╭─ Entries shown
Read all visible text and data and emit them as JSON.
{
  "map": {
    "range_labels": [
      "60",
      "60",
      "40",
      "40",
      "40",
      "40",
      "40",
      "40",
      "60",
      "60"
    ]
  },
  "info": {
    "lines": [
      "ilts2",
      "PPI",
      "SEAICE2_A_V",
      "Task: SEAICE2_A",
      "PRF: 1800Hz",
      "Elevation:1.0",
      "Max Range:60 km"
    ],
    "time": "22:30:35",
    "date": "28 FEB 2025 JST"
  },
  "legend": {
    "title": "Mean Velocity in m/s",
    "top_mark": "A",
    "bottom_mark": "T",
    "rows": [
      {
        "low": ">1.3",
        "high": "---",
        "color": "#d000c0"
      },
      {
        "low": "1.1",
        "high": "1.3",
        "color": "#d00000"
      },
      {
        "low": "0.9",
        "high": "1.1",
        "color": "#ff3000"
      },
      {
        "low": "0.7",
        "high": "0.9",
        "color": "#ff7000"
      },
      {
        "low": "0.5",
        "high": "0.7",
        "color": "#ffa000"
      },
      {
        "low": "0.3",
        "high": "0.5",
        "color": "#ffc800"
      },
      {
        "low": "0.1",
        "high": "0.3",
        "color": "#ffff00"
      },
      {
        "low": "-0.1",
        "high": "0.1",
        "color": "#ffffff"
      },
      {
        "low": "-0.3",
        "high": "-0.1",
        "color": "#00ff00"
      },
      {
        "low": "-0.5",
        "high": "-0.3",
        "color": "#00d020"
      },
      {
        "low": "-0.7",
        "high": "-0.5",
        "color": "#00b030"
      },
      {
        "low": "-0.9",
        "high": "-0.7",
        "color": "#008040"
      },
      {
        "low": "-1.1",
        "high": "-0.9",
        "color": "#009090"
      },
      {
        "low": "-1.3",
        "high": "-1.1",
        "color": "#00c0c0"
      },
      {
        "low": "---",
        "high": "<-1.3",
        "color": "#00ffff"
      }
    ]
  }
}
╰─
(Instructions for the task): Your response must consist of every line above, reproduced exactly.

(Reply to the exercise):
Read all visible text and data and emit them as JSON.
{
  "map": {
    "range_labels": [
      "60",
      "60",
      "40",
      "40",
      "40",
      "40",
      "40",
      "40",
      "60",
      "60"
    ]
  },
  "info": {
    "lines": [
      "ilts2",
      "PPI",
      "SEAICE2_A_V",
      "Task: SEAICE2_A",
      "PRF: 1800Hz",
      "Elevation:1.0",
      "Max Range:60 km"
    ],
    "time": "22:30:35",
    "date": "28 FEB 2025 JST"
  },
  "legend": {
    "title": "Mean Velocity in m/s",
    "top_mark": "A",
    "bottom_mark": "T",
    "rows": [
      {
        "low": ">1.3",
        "high": "---",
        "color": "#d000c0"
      },
      {
        "low": "1.1",
        "high": "1.3",
        "color": "#d00000"
      },
      {
        "low": "0.9",
        "high": "1.1",
        "color": "#ff3000"
      },
      {
        "low": "0.7",
        "high": "0.9",
        "color": "#ff7000"
      },
      {
        "low": "0.5",
        "high": "0.7",
        "color": "#ffa000"
      },
      {
        "low": "0.3",
        "high": "0.5",
        "color": "#ffc800"
      },
      {
        "low": "0.1",
        "high": "0.3",
        "color": "#ffff00"
      },
      {
        "low": "-0.1",
        "high": "0.1",
        "color": "#ffffff"
      },
      {
        "low": "-0.3",
        "high": "-0.1",
        "color": "#00ff00"
      },
      {
        "low": "-0.5",
        "high": "-0.3",
        "color": "#00d020"
      },
      {
        "low": "-0.7",
        "high": "-0.5",
        "color": "#00b030"
      },
      {
        "low": "-0.9",
        "high": "-0.7",
        "color": "#008040"
      },
      {
        "low": "-1.1",
        "high": "-0.9",
        "color": "#009090"
      },
      {
        "low": "-1.3",
        "high": "-1.1",
        "color": "#00c0c0"
      },
      {
        "low": "---",
        "high": "<-1.3",
        "color": "#00ffff"
      }
    ]
  }
}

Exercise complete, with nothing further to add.